Life has changed. With that change, the S&P Europe 350® lost a third of its market capitalization in just a month. The market may have subsequently ticked up, but with volatility still high, it may be premature to call the bottom.

In times of market panic, it is not uncommon for defensive equity factor strategies to correlate with the market. They are, after all, still equity indices. However, the S&P DJI Risk Control Indices, which use realized market volatility to allocate systematically between an equity index and cash, were better able to cushion the crash.

Exhibit 1 shows several risk control indices based on the S&P Europe 350. Each index targets a specific level of annual volatility (e.g., 5%, 8%, 10%, 12%, 15%, or 18%) by reducing its equity allocation when volatility is higher than this target and increasing it when it is lower. Recently, in keeping with current advice, they stayed calm and carried on (from home).

The S&P DJI Risk Control Indices are designed to hold a higher allocation to cash during periods of heightened volatility, and the recent outperformance is typical of the historical record during drawdowns for the benchmark [see Exhibit 2].

Additionally, when volatility is below target, the S&P DJI Risk Control Indices can allocate more than 100% to equities [see Exhibit 3a], so that the indices can occasionally participate more fully in market gains. This combination of drawdown protection and market participation has historically led to better performance for a given level of risk than the S&P Europe 350 over the long term [see Exhibit 4].

The S&P DJI Risk Control Indices provide an alternative, long-term solution that requires no subjective input or activity from the investor. If volatility stays high and markets continue to fall, risk control indices will continue to outperform. Should markets begin their recovery and volatility decline, risk control indices will eventually reallocate back to equities.
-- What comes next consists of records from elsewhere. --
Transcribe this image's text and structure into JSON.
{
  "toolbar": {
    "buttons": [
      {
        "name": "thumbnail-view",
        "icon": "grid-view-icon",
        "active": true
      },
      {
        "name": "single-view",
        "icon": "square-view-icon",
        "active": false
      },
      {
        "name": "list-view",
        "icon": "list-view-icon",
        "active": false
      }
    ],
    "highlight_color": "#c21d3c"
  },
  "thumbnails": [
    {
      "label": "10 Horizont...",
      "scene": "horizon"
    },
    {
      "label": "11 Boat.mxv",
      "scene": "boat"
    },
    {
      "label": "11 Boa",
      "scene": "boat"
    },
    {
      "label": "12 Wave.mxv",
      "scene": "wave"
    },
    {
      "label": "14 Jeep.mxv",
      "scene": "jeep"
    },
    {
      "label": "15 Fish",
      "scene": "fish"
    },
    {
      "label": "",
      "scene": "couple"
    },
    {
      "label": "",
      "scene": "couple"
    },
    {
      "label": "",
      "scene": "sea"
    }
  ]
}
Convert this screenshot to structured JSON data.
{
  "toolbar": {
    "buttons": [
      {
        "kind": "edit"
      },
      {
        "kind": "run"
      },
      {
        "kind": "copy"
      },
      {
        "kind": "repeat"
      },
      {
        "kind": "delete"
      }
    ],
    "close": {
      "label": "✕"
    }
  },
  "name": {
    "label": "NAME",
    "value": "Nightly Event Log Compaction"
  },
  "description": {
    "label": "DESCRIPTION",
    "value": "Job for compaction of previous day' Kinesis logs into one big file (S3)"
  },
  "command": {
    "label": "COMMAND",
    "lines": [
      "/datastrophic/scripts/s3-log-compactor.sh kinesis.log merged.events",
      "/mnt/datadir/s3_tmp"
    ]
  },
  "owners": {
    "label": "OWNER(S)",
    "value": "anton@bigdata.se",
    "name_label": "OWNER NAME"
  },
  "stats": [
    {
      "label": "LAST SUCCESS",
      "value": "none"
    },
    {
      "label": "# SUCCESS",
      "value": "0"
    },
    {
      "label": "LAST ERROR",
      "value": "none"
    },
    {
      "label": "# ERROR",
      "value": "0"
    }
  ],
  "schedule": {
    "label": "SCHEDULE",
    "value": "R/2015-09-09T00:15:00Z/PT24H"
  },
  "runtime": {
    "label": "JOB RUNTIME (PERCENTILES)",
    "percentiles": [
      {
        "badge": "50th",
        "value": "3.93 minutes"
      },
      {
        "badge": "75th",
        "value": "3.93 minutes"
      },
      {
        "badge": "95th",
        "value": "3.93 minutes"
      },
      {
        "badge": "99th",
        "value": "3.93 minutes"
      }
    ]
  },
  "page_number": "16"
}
Additionally, the target volatility mechanism will be there, ready to react again in the future.

Maybe a hands-off approach is what many of us should be looking for after all.

The posts on this blog are opinions, not advice. Please read our Disclaimers.